*What you will do*: Give back the full data, unchanged and complete.

*Records to use*:
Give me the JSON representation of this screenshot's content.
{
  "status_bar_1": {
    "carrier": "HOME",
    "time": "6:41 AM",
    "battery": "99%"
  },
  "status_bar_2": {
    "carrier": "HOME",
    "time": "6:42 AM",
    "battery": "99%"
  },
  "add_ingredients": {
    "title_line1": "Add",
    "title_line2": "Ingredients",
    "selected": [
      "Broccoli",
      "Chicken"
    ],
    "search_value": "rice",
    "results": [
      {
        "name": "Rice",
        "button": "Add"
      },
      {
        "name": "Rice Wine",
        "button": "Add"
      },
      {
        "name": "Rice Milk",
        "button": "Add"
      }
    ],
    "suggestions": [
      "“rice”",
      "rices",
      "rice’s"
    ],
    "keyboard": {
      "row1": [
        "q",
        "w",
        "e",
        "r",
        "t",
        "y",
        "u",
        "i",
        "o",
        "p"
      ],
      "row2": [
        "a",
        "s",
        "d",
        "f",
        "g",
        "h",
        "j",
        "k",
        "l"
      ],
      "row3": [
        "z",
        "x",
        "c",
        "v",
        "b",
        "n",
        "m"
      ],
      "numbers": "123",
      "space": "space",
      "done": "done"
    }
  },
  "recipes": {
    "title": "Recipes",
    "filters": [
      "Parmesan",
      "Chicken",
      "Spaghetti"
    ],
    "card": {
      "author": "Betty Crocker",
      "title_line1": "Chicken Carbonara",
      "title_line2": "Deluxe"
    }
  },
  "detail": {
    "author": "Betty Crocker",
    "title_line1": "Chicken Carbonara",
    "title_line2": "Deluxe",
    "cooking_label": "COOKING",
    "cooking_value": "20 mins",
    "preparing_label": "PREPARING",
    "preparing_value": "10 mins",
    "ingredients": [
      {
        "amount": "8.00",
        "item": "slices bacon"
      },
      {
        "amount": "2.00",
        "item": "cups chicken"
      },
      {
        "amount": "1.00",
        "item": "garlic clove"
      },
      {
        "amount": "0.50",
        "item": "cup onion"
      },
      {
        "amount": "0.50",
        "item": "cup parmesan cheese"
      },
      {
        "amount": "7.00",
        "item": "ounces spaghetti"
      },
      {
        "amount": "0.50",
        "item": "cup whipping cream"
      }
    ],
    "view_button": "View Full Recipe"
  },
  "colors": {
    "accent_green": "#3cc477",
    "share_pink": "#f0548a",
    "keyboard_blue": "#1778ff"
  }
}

*The answer*:
Give me the JSON representation of this screenshot's content.
{
  "status_bar_1": {
    "carrier": "HOME",
    "time": "6:41 AM",
    "battery": "99%"
  },
  "status_bar_2": {
    "carrier": "HOME",
    "time": "6:42 AM",
    "battery": "99%"
  },
  "add_ingredients": {
    "title_line1": "Add",
    "title_line2": "Ingredients",
    "selected": [
      "Broccoli",
      "Chicken"
    ],
    "search_value": "rice",
    "results": [
      {
        "name": "Rice",
        "button": "Add"
      },
      {
        "name": "Rice Wine",
        "button": "Add"
      },
      {
        "name": "Rice Milk",
        "button": "Add"
      }
    ],
    "suggestions": [
      "“rice”",
      "rices",
      "rice’s"
    ],
    "keyboard": {
      "row1": [
        "q",
        "w",
        "e",
        "r",
        "t",
        "y",
        "u",
        "i",
        "o",
        "p"
      ],
      "row2": [
        "a",
        "s",
        "d",
        "f",
        "g",
        "h",
        "j",
        "k",
        "l"
      ],
      "row3": [
        "z",
        "x",
        "c",
        "v",
        "b",
        "n",
        "m"
      ],
      "numbers": "123",
      "space": "space",
      "done": "done"
    }
  },
  "recipes": {
    "title": "Recipes",
    "filters": [
      "Parmesan",
      "Chicken",
      "Spaghetti"
    ],
    "card": {
      "author": "Betty Crocker",
      "title_line1": "Chicken Carbonara",
      "title_line2": "Deluxe"
    }
  },
  "detail": {
    "author": "Betty Crocker",
    "title_line1": "Chicken Carbonara",
    "title_line2": "Deluxe",
    "cooking_label": "COOKING",
    "cooking_value": "20 mins",
    "preparing_label": "PREPARING",
    "preparing_value": "10 mins",
    "ingredients": [
      {
        "amount": "8.00",
        "item": "slices bacon"
      },
      {
        "amount": "2.00",
        "item": "cups chicken"
      },
      {
        "amount": "1.00",
        "item": "garlic clove"
      },
      {
        "amount": "0.50",
        "item": "cup onion"
      },
      {
        "amount": "0.50",
        "item": "cup parmesan cheese"
      },
      {
        "amount": "7.00",
        "item": "ounces spaghetti"
      },
      {
        "amount": "0.50",
        "item": "cup whipping cream"
      }
    ],
    "view_button": "View Full Recipe"
  },
  "colors": {
    "accent_green": "#3cc477",
    "share_pink": "#f0548a",
    "keyboard_blue": "#1778ff"
  }
}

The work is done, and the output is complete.